* **Problem to work on**
The records that follow are to be given again exactly.

Supplied material START

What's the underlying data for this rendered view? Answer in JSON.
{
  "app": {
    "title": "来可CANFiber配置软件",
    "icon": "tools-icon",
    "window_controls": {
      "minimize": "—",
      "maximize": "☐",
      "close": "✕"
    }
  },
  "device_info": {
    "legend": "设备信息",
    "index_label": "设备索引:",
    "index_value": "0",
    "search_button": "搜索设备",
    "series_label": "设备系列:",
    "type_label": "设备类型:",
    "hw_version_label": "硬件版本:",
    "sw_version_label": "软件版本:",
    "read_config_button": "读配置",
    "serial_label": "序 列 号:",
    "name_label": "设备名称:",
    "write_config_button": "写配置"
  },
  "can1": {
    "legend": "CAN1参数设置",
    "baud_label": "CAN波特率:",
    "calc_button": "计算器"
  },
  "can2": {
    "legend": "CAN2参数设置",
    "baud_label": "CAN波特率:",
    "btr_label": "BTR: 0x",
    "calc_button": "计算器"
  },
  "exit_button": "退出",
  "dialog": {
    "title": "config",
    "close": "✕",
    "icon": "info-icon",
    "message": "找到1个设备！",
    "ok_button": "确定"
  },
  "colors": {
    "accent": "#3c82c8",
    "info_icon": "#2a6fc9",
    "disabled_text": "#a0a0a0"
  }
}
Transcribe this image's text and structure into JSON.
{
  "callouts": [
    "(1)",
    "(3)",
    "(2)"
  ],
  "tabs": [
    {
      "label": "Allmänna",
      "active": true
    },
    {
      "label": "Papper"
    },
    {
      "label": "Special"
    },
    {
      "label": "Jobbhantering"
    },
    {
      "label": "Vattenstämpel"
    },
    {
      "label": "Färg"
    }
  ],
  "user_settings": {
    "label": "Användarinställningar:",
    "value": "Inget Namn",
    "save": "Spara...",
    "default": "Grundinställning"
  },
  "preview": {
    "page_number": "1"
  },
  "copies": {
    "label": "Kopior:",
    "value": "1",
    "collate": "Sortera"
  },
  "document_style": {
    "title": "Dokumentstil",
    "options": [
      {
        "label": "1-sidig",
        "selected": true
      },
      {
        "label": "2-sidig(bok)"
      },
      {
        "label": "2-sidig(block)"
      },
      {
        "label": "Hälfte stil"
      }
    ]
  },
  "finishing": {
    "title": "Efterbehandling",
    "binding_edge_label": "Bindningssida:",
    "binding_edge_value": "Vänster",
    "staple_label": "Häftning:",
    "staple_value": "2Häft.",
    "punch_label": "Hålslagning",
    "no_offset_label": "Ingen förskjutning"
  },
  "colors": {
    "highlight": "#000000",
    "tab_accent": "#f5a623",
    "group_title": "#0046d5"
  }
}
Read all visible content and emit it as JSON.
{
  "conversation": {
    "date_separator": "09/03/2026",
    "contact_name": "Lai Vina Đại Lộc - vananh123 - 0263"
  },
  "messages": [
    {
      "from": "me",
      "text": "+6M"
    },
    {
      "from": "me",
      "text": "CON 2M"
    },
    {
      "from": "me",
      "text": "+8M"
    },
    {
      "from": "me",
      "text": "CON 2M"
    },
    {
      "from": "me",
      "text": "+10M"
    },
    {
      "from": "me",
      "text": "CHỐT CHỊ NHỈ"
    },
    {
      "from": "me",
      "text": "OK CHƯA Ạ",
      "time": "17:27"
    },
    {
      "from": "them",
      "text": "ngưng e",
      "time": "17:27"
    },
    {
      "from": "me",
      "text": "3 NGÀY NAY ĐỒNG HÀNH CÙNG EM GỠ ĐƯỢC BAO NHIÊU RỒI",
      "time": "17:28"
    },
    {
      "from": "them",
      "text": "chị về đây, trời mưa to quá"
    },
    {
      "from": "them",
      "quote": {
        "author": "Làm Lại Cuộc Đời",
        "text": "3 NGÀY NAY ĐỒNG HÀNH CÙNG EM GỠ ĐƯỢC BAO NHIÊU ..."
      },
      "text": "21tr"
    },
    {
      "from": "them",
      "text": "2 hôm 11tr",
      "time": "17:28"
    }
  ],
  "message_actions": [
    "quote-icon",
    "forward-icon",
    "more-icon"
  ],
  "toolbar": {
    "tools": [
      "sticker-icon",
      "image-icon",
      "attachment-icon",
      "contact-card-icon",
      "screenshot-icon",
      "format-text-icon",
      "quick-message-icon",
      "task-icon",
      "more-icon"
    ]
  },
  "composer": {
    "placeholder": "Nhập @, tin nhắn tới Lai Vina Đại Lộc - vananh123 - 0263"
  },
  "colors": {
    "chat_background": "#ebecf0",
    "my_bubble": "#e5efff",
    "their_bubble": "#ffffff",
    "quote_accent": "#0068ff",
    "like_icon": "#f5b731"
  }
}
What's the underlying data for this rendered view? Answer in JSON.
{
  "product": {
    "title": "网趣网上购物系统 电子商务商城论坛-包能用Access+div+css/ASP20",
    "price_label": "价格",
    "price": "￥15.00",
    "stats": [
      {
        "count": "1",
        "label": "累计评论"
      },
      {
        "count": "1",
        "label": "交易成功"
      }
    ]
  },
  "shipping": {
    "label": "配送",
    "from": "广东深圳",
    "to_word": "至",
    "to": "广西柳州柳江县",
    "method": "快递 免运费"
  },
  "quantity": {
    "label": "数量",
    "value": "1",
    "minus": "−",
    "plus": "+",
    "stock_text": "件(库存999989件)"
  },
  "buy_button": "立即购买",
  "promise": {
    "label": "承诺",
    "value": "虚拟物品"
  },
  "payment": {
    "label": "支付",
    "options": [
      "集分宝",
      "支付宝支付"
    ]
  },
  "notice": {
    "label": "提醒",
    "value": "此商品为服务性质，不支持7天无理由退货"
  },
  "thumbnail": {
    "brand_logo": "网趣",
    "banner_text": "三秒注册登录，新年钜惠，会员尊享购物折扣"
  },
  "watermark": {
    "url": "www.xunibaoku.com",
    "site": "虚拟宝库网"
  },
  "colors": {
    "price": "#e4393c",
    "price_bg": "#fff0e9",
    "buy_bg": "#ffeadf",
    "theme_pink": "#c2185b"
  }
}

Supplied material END

* **Task solution**
What's the underlying data for this rendered view? Answer in JSON.
{
  "app": {
    "title": "来可CANFiber配置软件",
    "icon": "tools-icon",
    "window_controls": {
      "minimize": "—",
      "maximize": "☐",
      "close": "✕"
    }
  },
  "device_info": {
    "legend": "设备信息",
    "index_label": "设备索引:",
    "index_value": "0",
    "search_button": "搜索设备",
    "series_label": "设备系列:",
    "type_label": "设备类型:",
    "hw_version_label": "硬件版本:",
    "sw_version_label": "软件版本:",
    "read_config_button": "读配置",
    "serial_label": "序 列 号:",
    "name_label": "设备名称:",
    "write_config_button": "写配置"
  },
  "can1": {
    "legend": "CAN1参数设置",
    "baud_label": "CAN波特率:",
    "calc_button": "计算器"
  },
  "can2": {
    "legend": "CAN2参数设置",
    "baud_label": "CAN波特率:",
    "btr_label": "BTR: 0x",
    "calc_button": "计算器"
  },
  "exit_button": "退出",
  "dialog": {
    "title": "config",
    "close": "✕",
    "icon": "info-icon",
    "message": "找到1个设备！",
    "ok_button": "确定"
  },
  "colors": {
    "accent": "#3c82c8",
    "info_icon": "#2a6fc9",
    "disabled_text": "#a0a0a0"
  }
}
Transcribe this image's text and structure into JSON.
{
  "callouts": [
    "(1)",
    "(3)",
    "(2)"
  ],
  "tabs": [
    {
      "label": "Allmänna",
      "active": true
    },
    {
      "label": "Papper"
    },
    {
      "label": "Special"
    },
    {
      "label": "Jobbhantering"
    },
    {
      "label": "Vattenstämpel"
    },
    {
      "label": "Färg"
    }
  ],
  "user_settings": {
    "label": "Användarinställningar:",
    "value": "Inget Namn",
    "save": "Spara...",
    "default": "Grundinställning"
  },
  "preview": {
    "page_number": "1"
  },
  "copies": {
    "label": "Kopior:",
    "value": "1",
    "collate": "Sortera"
  },
  "document_style": {
    "title": "Dokumentstil",
    "options": [
      {
        "label": "1-sidig",
        "selected": true
      },
      {
        "label": "2-sidig(bok)"
      },
      {
        "label": "2-sidig(block)"
      },
      {
        "label": "Hälfte stil"
      }
    ]
  },
  "finishing": {
    "title": "Efterbehandling",
    "binding_edge_label": "Bindningssida:",
    "binding_edge_value": "Vänster",
    "staple_label": "Häftning:",
    "staple_value": "2Häft.",
    "punch_label": "Hålslagning",
    "no_offset_label": "Ingen förskjutning"
  },
  "colors": {
    "highlight": "#000000",
    "tab_accent": "#f5a623",
    "group_title": "#0046d5"
  }
}
Read all visible content and emit it as JSON.
{
  "conversation": {
    "date_separator": "09/03/2026",
    "contact_name": "Lai Vina Đại Lộc - vananh123 - 0263"
  },
  "messages": [
    {
      "from": "me",
      "text": "+6M"
    },
    {
      "from": "me",
      "text": "CON 2M"
    },
    {
      "from": "me",
      "text": "+8M"
    },
    {
      "from": "me",
      "text": "CON 2M"
    },
    {
      "from": "me",
      "text": "+10M"
    },
    {
      "from": "me",
      "text": "CHỐT CHỊ NHỈ"
    },
    {
      "from": "me",
      "text": "OK CHƯA Ạ",
      "time": "17:27"
    },
    {
      "from": "them",
      "text": "ngưng e",
      "time": "17:27"
    },
    {
      "from": "me",
      "text": "3 NGÀY NAY ĐỒNG HÀNH CÙNG EM GỠ ĐƯỢC BAO NHIÊU RỒI",
      "time": "17:28"
    },
    {
      "from": "them",
      "text": "chị về đây, trời mưa to quá"
    },
    {
      "from": "them",
      "quote": {
        "author": "Làm Lại Cuộc Đời",
        "text": "3 NGÀY NAY ĐỒNG HÀNH CÙNG EM GỠ ĐƯỢC BAO NHIÊU ..."
      },
      "text": "21tr"
    },
    {
      "from": "them",
      "text": "2 hôm 11tr",
      "time": "17:28"
    }
  ],
  "message_actions": [
    "quote-icon",
    "forward-icon",
    "more-icon"
  ],
  "toolbar": {
    "tools": [
      "sticker-icon",
      "image-icon",
      "attachment-icon",
      "contact-card-icon",
      "screenshot-icon",
      "format-text-icon",
      "quick-message-icon",
      "task-icon",
      "more-icon"
    ]
  },
  "composer": {
    "placeholder": "Nhập @, tin nhắn tới Lai Vina Đại Lộc - vananh123 - 0263"
  },
  "colors": {
    "chat_background": "#ebecf0",
    "my_bubble": "#e5efff",
    "their_bubble": "#ffffff",
    "quote_accent": "#0068ff",
    "like_icon": "#f5b731"
  }
}
What's the underlying data for this rendered view? Answer in JSON.
{
  "product": {
    "title": "网趣网上购物系统 电子商务商城论坛-包能用Access+div+css/ASP20",
    "price_label": "价格",
    "price": "￥15.00",
    "stats": [
      {
        "count": "1",
        "label": "累计评论"
      },
      {
        "count": "1",
        "label": "交易成功"
      }
    ]
  },
  "shipping": {
    "label": "配送",
    "from": "广东深圳",
    "to_word": "至",
    "to": "广西柳州柳江县",
    "method": "快递 免运费"
  },
  "quantity": {
    "label": "数量",
    "value": "1",
    "minus": "−",
    "plus": "+",
    "stock_text": "件(库存999989件)"
  },
  "buy_button": "立即购买",
  "promise": {
    "label": "承诺",
    "value": "虚拟物品"
  },
  "payment": {
    "label": "支付",
    "options": [
      "集分宝",
      "支付宝支付"
    ]
  },
  "notice": {
    "label": "提醒",
    "value": "此商品为服务性质，不支持7天无理由退货"
  },
  "thumbnail": {
    "brand_logo": "网趣",
    "banner_text": "三秒注册登录，新年钜惠，会员尊享购物折扣"
  },
  "watermark": {
    "url": "www.xunibaoku.com",
    "site": "虚拟宝库网"
  },
  "colors": {
    "price": "#e4393c",
    "price_bg": "#fff0e9",
    "buy_bg": "#ffeadf",
    "theme_pink": "#c2185b"
  }
}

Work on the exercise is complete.